The Nuprl system is a proof assistant which helps users create formal proofs of theorems. Within the Nuprl language, one defines mathematical objects and then states theorems to prove about these objects. The language which Nuprl uses is typed; that is, every mathematical object is explicitly required to have a type. In order to prove a theorem which has been entered into Nuprl, the user specifies a sequence of tactics to apply. A tactic is a strategy for proving the current goal given the current hypotheses. The user specifies a tactic to apply and the tactic runs on the current goal and hypotheses to create a set of new subgoals. The subgoals created are labeled as "main", "aux" for auxiliary or "wf" for well-formedness (this is a subset of the "aux" subgoals). Intuitively, auxiliary subgoals prove supplementary facts which are needed for the main branch of the proof to hold and well-formedness subgoals prove that the statements made respect the type information given for the theorem (this is necessary because Nuprl uses a typed language). The user then specifies tactics to use to prove the new subgoals. This process is repeated until every subgoal is proved, in which case the entire theorem is proved. Nuprl also has objects called conversions which can be used to rewrite clauses or parts of clauses. Conversions are rewrite rules that take a term and rewrite it to an equivalent term. These may be used to manipulate hypotheses to facilitate matching. Once a conversion has been defined, tactics are used to run these conversions and perform the actual rewriting. The user often knows a sequence of tactics that they wish to apply, such as knowing that once they apply tactic T they want to apply tactic "Auto" to the auxiliary subgoals in order to prove them automatically as they will be simple enough to prove in this manner (this occurs often). Nuprl allows the user to combine the application of tactics, for example by using the "THEN" tactic which takes two tactics as arguments, one to apply first to the current goal and the second to apply to all of the generated subgoals. The only subgoals which are shown are those that remain to be proved after all of the listed tactics are run one the specified subgoals. Nuprl allows the user to make reference to previously proved theorems, or, as Nuprl refers to them, lemmas. A lemma is invoked by using the name under which the theorem was proved as an argument to a tactic that acts on lemmas. the formal statement of the lemma does not need to be given again. Similarly, mathematical objects such as functions do not need to be defined within a proof but rather are defined outside of proofs and given names. In order to use the definition of such an object, one uses the name under which it was defined as an argument to a relevant tactic.

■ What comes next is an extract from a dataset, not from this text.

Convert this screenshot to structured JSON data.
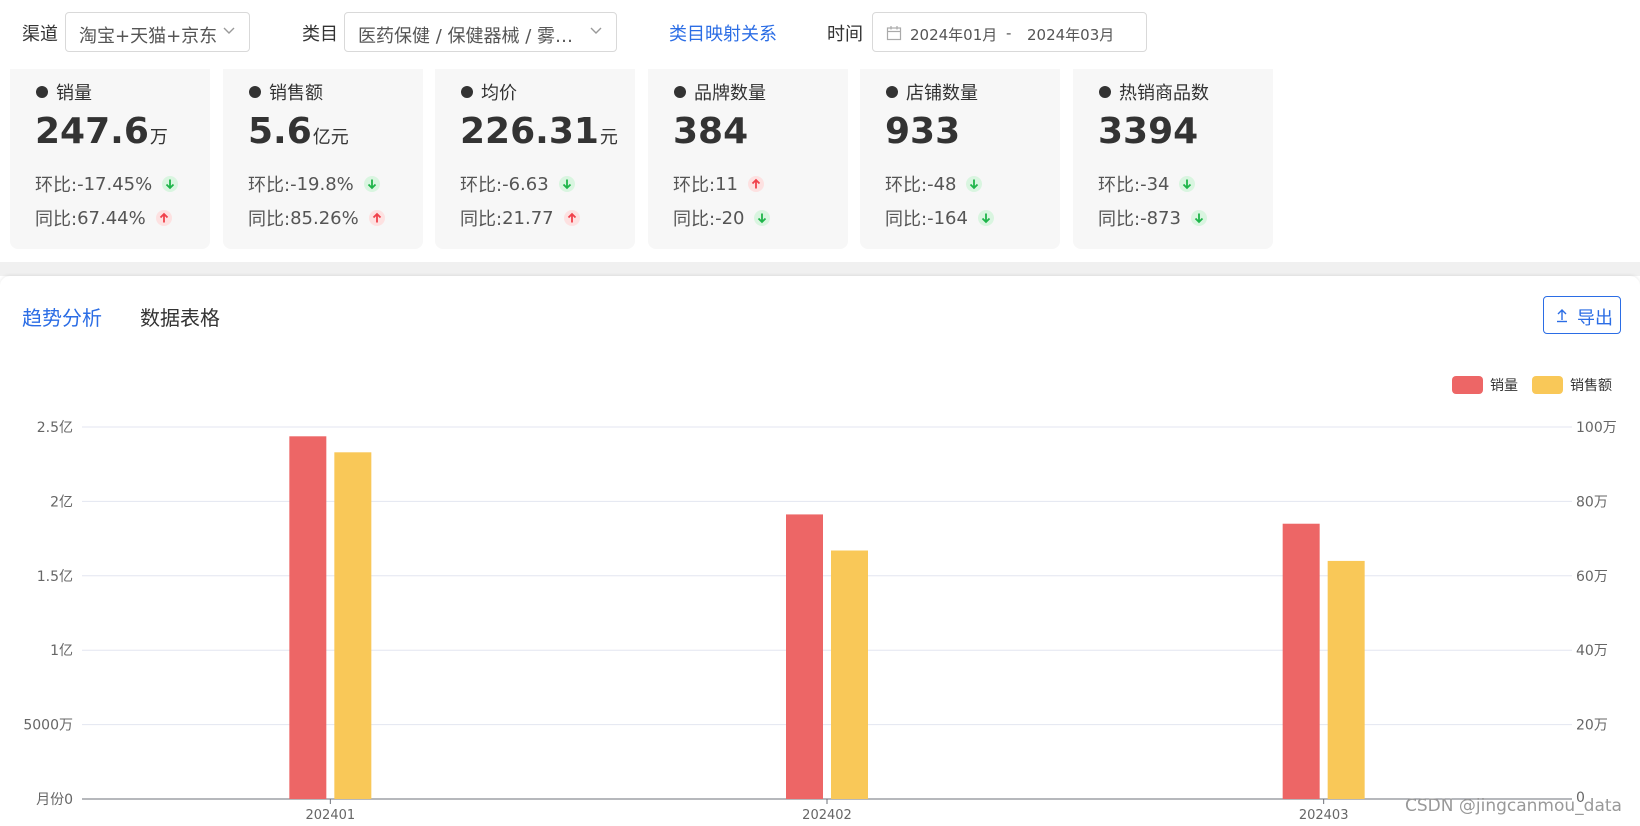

 In case of questions contact:
 Amanda Holland-MinkleyE-mail: hollandm@cs.cornell.eduPhone: 255-1181Office: Upson 5141